Yes. Now she could.

They stayed like that for time that seemed like hours, she above, it sprawled below. Gazing at each other, each in their own ways. Hearing the strangeness of each other’s own breath.

The pilum made a clanging clattering when it fell to the floor. Her hand was as steady as it had ever been, as she reached it down toward where Fire lay. It was an offering, and an invitation, but it was more than only that. In the light of Fire’s skin its latticework of burn-scars could just barely be seen.

Fire turned its inscrutable, molten head up to her hand. And then it reached up, back to meet her, with its hand.

It reached. And touched. And she, at last, grasped.

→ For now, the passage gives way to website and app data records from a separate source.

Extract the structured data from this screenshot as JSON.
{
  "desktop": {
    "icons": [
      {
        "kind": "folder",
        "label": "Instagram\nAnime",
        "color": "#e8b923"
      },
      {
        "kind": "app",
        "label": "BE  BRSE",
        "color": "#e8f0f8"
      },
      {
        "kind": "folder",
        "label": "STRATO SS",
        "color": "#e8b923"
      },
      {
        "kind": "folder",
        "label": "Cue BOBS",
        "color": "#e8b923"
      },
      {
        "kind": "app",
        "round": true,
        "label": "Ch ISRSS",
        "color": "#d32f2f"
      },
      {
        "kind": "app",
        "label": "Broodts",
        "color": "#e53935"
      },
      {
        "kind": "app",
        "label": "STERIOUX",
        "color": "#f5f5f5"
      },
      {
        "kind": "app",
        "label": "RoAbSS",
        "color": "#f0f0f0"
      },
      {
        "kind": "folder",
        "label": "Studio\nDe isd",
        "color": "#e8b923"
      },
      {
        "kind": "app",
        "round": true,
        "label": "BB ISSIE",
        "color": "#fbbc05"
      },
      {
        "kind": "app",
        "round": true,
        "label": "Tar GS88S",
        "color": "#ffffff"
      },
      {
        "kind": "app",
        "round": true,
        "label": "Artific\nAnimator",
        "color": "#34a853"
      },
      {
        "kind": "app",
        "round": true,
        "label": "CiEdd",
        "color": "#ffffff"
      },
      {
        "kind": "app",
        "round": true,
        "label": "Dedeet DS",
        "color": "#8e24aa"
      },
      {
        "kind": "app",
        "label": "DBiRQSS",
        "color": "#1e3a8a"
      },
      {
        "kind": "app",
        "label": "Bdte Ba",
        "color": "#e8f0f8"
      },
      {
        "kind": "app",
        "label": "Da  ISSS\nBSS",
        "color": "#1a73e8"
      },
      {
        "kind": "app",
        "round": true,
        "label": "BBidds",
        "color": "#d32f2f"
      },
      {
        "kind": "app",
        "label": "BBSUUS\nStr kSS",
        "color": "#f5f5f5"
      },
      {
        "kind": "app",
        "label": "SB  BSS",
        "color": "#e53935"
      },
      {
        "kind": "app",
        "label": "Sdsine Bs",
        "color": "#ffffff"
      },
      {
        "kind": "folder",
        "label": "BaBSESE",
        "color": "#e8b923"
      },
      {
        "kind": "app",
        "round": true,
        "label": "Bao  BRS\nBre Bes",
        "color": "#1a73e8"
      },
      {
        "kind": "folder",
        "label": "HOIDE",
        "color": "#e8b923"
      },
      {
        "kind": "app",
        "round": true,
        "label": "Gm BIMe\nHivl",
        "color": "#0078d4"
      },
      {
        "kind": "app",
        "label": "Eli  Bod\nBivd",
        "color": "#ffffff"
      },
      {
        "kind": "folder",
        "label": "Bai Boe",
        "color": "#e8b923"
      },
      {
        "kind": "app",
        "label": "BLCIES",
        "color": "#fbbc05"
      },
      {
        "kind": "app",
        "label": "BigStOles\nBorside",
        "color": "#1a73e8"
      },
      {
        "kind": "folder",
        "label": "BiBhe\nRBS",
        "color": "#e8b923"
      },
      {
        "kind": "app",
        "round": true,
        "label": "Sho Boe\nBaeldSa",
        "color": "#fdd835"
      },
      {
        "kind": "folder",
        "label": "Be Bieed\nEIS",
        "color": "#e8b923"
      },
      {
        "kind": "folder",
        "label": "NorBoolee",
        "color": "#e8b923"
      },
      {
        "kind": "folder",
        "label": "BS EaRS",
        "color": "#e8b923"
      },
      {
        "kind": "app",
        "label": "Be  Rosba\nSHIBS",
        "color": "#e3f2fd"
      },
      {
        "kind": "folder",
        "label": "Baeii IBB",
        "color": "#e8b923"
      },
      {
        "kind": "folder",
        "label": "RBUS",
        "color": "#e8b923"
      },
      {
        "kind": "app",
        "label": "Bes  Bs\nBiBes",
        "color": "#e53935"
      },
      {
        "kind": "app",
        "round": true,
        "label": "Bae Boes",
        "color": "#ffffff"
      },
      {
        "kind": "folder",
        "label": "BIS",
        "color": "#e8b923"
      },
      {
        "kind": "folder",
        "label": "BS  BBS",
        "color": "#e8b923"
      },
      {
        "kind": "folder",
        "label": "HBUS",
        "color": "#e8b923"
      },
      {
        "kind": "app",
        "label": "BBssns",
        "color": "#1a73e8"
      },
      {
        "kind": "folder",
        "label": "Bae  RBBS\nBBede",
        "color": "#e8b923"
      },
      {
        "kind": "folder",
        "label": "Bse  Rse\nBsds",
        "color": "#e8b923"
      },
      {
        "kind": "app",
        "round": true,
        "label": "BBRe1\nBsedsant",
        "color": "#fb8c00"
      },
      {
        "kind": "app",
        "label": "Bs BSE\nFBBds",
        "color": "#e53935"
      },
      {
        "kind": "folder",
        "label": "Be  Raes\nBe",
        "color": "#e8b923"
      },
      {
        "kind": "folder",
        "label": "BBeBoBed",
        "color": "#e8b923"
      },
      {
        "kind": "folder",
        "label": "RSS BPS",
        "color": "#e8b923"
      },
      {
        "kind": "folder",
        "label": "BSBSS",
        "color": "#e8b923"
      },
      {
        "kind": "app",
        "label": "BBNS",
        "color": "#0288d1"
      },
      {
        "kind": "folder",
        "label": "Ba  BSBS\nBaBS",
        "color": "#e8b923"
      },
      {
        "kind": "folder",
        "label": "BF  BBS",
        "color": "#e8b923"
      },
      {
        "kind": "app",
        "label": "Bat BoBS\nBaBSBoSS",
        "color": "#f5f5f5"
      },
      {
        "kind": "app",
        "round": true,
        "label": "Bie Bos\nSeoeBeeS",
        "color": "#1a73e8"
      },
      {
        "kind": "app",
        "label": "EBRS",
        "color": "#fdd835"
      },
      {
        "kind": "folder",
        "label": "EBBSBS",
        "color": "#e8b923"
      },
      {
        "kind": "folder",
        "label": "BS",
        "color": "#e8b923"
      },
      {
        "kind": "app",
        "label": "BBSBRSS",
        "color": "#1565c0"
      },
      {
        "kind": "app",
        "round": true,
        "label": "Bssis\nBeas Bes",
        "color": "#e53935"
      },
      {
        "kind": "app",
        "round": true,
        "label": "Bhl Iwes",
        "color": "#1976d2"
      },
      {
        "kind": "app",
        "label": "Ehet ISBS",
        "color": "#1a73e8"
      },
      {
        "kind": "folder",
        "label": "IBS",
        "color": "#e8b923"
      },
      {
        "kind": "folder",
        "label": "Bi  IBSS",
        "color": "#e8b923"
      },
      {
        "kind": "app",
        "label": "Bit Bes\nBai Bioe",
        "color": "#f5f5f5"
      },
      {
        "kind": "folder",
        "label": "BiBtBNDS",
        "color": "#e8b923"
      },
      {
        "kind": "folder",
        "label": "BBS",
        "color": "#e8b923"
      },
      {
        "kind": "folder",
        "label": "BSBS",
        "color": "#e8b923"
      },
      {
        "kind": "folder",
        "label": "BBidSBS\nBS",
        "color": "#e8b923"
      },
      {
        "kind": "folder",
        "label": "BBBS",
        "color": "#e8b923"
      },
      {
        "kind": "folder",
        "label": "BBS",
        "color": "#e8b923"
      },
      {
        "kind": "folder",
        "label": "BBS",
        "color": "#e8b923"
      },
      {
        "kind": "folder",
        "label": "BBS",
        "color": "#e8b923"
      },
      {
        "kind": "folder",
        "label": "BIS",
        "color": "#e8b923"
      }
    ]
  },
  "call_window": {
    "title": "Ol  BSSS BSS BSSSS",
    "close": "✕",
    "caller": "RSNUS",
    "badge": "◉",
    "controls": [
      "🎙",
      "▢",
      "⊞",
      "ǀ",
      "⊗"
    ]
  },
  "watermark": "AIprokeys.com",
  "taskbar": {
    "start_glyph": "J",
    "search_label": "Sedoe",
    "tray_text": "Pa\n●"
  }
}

She lifted it to its feet, letting it stand before her once more, her enemy and her equal. She still held its hand as they stood, facing each other down. Clasping it. Holding its lovely core cradled in her palm.

Closed her eyes in the rush of heat as it moved past her, like a storm front blowing in.

When it was gone, she went with no hurry to the lake, and plunged her hand into it. Blood and char spilled out into the water in soft billows like ink. She thought of a dancing girl with scarves in the marketplace, stripping away layers, down to nothingness. A slight, distant smile played across her lips.

It wasn’t much good this time, though; what she took out of the water was a ruined, crumpled stump in a crackling black carapace, the flaking charcoal lumps that had been its fingers curled into a dead seizure’s lock against its palm. She tried to flex it, heedless of the screaming red tower of pain, and could not: all the feeling and connections in the flesh must have been destroyed by the heat, perhaps even down to the very bone. That hand would never open again.

No matter. She had another.

She cleaned shreds of the fabric from around her waist as best she could in the water, and wrapped them, still soaked, around her hand. When she was done, she left her pilum where it lay, and went out again, into the clear, cooling desert night with its roof of stars.

And, when she had picked up Fire’s trail, followed.

Share this with your friends!

3 thoughts on “Fire

  1. Using a heartfelt real comment to test out the commenting system seems like… a way to go.

    This is FANTASTIC. I can’t believe I missed it at the time.

Leave a Reply

Your email address will not be published. Required fields are marked *